All I can say — all I should say — is that when I turn away from dwelling on the stuff that alarms me and outrages me — and let’s be clear, there’s plenty of that to be found — and when I instead turn toward seeking the stuff that is good and honest and beautiful — I realize there’s a lot more of that to be found.

Who benefits from my alarm and outrage? Who benefits when I am alarmed and outraged and offended to the point of distraction? Why would someone want me distracted, as if I am a watchdog to be sidetracked chasing a squirrel?

Actually, a squirrel is not a very dangerous fellow, but apparently he is fun to chase.

What is a greater danger than the squirrel? Perhaps it is the person shouting “squirrel” and making sure I am alarmed and chasing around — you know, the person who keeps me on a leash …

This is a muddled message, I know. It’s about not listening to the people who want me alarmed and afraid and offended, and instead listening for the beauty in this life, but it’s also about watching out for the people who want me alarmed and afraid and offended, because they are the truly alarming ones.

So where I am going with this? I began by looking for a gentler way of saying “Quit whining and set your mind free,” because a free mind is in its purest state, released from anxiety and fear and anger and all that mess. Then I had to acknowledge that there are reasons to be anxious and afraid and angry, but among the biggest reasons are the manipulators who want to keep people in a state of anxiety and fear and anger.

I think the smartest dog is the one who looks back at the person who shouts “Squirrel!” to figure out what’s really going on. And then sits back down to enjoy the view.

Turn the page

Yes, that’s right. Turn the page. You filled up the last page and life goes on, so turn the page and keep writing the journal of your life.

There is always another blank page waiting, but first you must turn to it. Oh, you can just sit there staring at the old page, the filled page, but you wrote it all in ink and it can’t be erased and you can’t change it, so: Best practices? Turn the page.

You need to keep going. Reading back over past regrets, OK, you can resolve to have learned something and do it differently next time.

But the sun set last night and a new day is here. Turn the page. Turn. The. Page.

You will find what you seek

If this be the new Dark Age, greet it with sunshine.

If this is the time of anger and hate, greet it with peace and love.

If this is the time of “give me what I deserve,” be generous.

Resentment is a dime a dozen; gratitude is precious and eternal.

Seek out reasons to be glad about this life, and you will find them.

Seek out reasons to be bitter and entitled, and you will find those, too.

I can tell you life is sweeter when you search for the light in the darkness, not the other way around.

The morning news

In the last 24 hours …

Thousands of couples around the world celebrated their 25th wedding anniversary with family and friends.

Millions of business transactions occurred smoothly, with buyer and seller both satisfied. Millions of charitable acts also took place.

Billions of people shared a laugh — or at least a chuckle — or maybe a gentle smile — with a friend or loved one.

Hundreds of thousands of flights landed safely.

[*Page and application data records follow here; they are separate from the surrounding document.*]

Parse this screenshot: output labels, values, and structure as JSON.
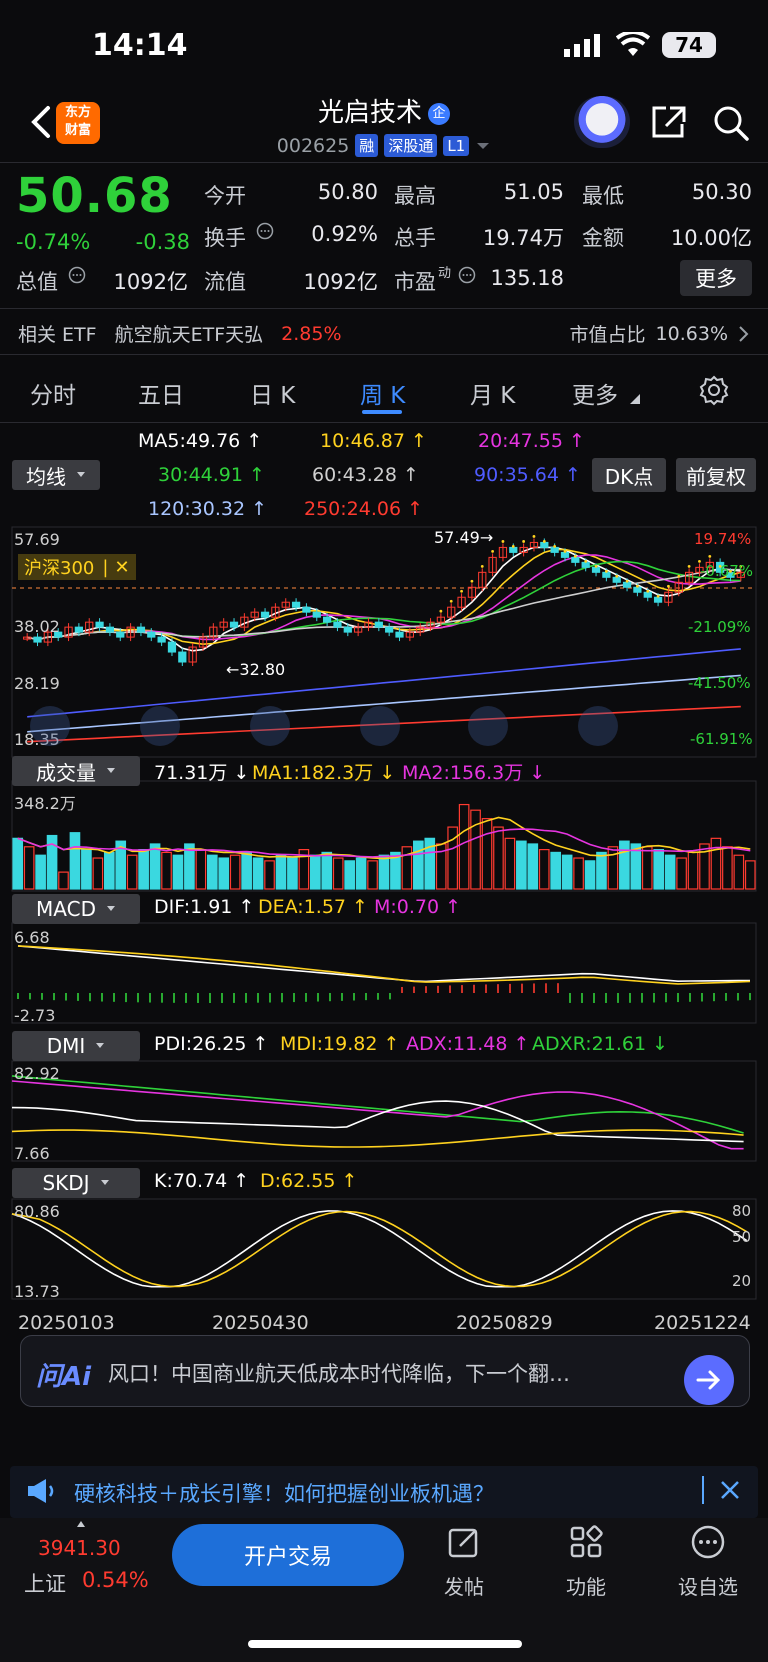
{
  "status": {
    "time": "14:14",
    "battery": "74"
  },
  "header": {
    "logo_line1": "东方",
    "logo_line2": "财富",
    "stock_name": "光启技术",
    "ent_badge": "企",
    "code": "002625",
    "tags": [
      "融",
      "深股通",
      "L1"
    ]
  },
  "quote": {
    "price": "50.68",
    "change_pct": "-0.74%",
    "change": "-0.38",
    "fields": [
      {
        "label": "今开",
        "value": "50.80",
        "color": "green"
      },
      {
        "label": "最高",
        "value": "51.05",
        "color": "green"
      },
      {
        "label": "最低",
        "value": "50.30",
        "color": "green"
      },
      {
        "label": "换手",
        "value": "0.92%",
        "color": "normal"
      },
      {
        "label": "总手",
        "value": "19.74万",
        "color": "normal"
      },
      {
        "label": "金额",
        "value": "10.00亿",
        "color": "normal"
      },
      {
        "label": "总值",
        "value": "1092亿",
        "color": "normal"
      },
      {
        "label": "流值",
        "value": "1092亿",
        "color": "normal"
      },
      {
        "label": "市盈",
        "value": "135.18",
        "color": "normal",
        "sup": "动"
      }
    ],
    "more": "更多"
  },
  "etf": {
    "label": "相关 ETF",
    "name": "航空航天ETF天弘",
    "pct": "2.85%",
    "share_label": "市值占比",
    "share": "10.63%"
  },
  "tabs": [
    {
      "label": "分时",
      "active": false
    },
    {
      "label": "五日",
      "active": false
    },
    {
      "label": "日 K",
      "active": false
    },
    {
      "label": "周 K",
      "active": true
    },
    {
      "label": "月 K",
      "active": false
    },
    {
      "label": "更多",
      "active": false
    }
  ],
  "ma": {
    "selector": "均线",
    "items": [
      {
        "text": "MA5:49.76",
        "color": "#ffffff"
      },
      {
        "text": "10:46.87",
        "color": "#ffd21f"
      },
      {
        "text": "20:47.55",
        "color": "#e635e0"
      },
      {
        "text": "30:44.91",
        "color": "#2fd13a"
      },
      {
        "text": "60:43.28",
        "color": "#cfcfcf"
      },
      {
        "text": "90:35.64",
        "color": "#4f5cff"
      },
      {
        "text": "120:30.32",
        "color": "#a9c6ff"
      },
      {
        "text": "250:24.06",
        "color": "#ff3b30"
      }
    ],
    "dk_button": "DK点",
    "adjust_button": "前复权"
  },
  "chart_data": [
    {
      "type": "candlestick",
      "name": "周K",
      "y_ticks": [
        "57.69",
        "47.86",
        "38.02",
        "28.19",
        "18.35"
      ],
      "ylim": [
        18.35,
        57.69
      ],
      "pct_ticks": [
        "19.74%",
        "-0.67%",
        "-21.09%",
        "-41.50%",
        "-61.91%"
      ],
      "annotations": [
        "57.49",
        "32.80"
      ],
      "overlay_label": "沪深300",
      "ohlc_trend": [
        38,
        37,
        39,
        38,
        40,
        39,
        41,
        40,
        39,
        38,
        40,
        39,
        38,
        37,
        35,
        33,
        36,
        38,
        40,
        41,
        40,
        42,
        43,
        42,
        44,
        45,
        44,
        43,
        42,
        41,
        40,
        39,
        40,
        41,
        40,
        39,
        38,
        39,
        40,
        41,
        42,
        44,
        46,
        48,
        51,
        54,
        56,
        55,
        56,
        57,
        56,
        55,
        54,
        53,
        52,
        51,
        50,
        49,
        48,
        47,
        46,
        45,
        47,
        49,
        51,
        52,
        53,
        51,
        50,
        51
      ],
      "ma_lines": {
        "MA5": 49.76,
        "MA10": 46.87,
        "MA20": 47.55,
        "MA30": 44.91,
        "MA60": 43.28,
        "MA90": 35.64,
        "MA120": 30.32,
        "MA250": 24.06
      }
    },
    {
      "type": "bar",
      "name": "成交量",
      "selector": "成交量",
      "labels": [
        {
          "text": "71.31万",
          "color": "#ffffff"
        },
        {
          "text": "MA1:182.3万",
          "color": "#ffd21f"
        },
        {
          "text": "MA2:156.3万",
          "color": "#e635e0"
        }
      ],
      "y_top": "348.2万",
      "values": [
        180,
        150,
        120,
        190,
        60,
        200,
        140,
        110,
        130,
        170,
        120,
        140,
        160,
        130,
        120,
        160,
        140,
        120,
        110,
        120,
        130,
        110,
        100,
        120,
        110,
        140,
        120,
        130,
        110,
        100,
        110,
        100,
        120,
        130,
        150,
        170,
        180,
        160,
        220,
        300,
        280,
        250,
        220,
        180,
        170,
        160,
        140,
        130,
        120,
        110,
        100,
        130,
        150,
        170,
        160,
        150,
        140,
        120,
        110,
        130,
        160,
        180,
        150,
        120,
        100
      ],
      "colors_hint": "alternating cyan (down) and red (up)"
    },
    {
      "type": "line",
      "name": "MACD",
      "selector": "MACD",
      "labels": [
        {
          "text": "DIF:1.91",
          "color": "#ffffff"
        },
        {
          "text": "DEA:1.57",
          "color": "#ffd21f"
        },
        {
          "text": "M:0.70",
          "color": "#e635e0"
        }
      ],
      "y_ticks": [
        "6.68",
        "-2.73"
      ]
    },
    {
      "type": "line",
      "name": "DMI",
      "selector": "DMI",
      "labels": [
        {
          "text": "PDI:26.25",
          "color": "#ffffff"
        },
        {
          "text": "MDI:19.82",
          "color": "#ffd21f"
        },
        {
          "text": "ADX:11.48",
          "color": "#e635e0"
        },
        {
          "text": "ADXR:21.61",
          "color": "#2fd13a"
        }
      ],
      "y_ticks": [
        "82.92",
        "7.66"
      ]
    },
    {
      "type": "line",
      "name": "SKDJ",
      "selector": "SKDJ",
      "labels": [
        {
          "text": "K:70.74",
          "color": "#ffffff"
        },
        {
          "text": "D:62.55",
          "color": "#ffd21f"
        }
      ],
      "y_ticks": [
        "80.86",
        "13.73"
      ],
      "right_ticks": [
        "80",
        "50",
        "20"
      ],
      "x_labels": [
        "20250103",
        "20250430",
        "20250829",
        "20251224"
      ]
    }
  ],
  "ai": {
    "logo": "问Ai",
    "text": "风口！中国商业航天低成本时代降临，下一个翻…"
  },
  "notice": {
    "text": "硬核科技＋成长引擎！如何把握创业板机遇？"
  },
  "footer": {
    "index_value": "3941.30",
    "index_name": "上证",
    "index_pct": "0.54%",
    "trade_button": "开户交易",
    "items": [
      "发帖",
      "功能",
      "设自选"
    ]
  }
}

A few dozen Democrats and Republicans even managed to say something nice about each other.

Of the billions and billions of interactions among the 7 billion of us that occur every day, a trifling fraction make the morning news, which is a compilation of the aberrations, the exceptions, the awful things that go wrong or have been perpetrated by some people against other persons and property.

It’s been said that to make the world a little brighter, one thing you can do is turn off the morning news and look around at all the reasons to be thankful.

As someone who has always made his living in the news business, I can’t say that this is sound advice.

But I’m thinking it.

What’s out there

I am smitten by, and have quoted before, author Christopher Morley’s last message to his friends when he died in 1957.

“Read, every day, something no one else is reading. Think, every day, something no one else is thinking. Do, every day, something no one else would be silly enough to do. It is bad for the mind to continually be part of unanimity.”

Something is always out there, waiting to be found.

Go find it!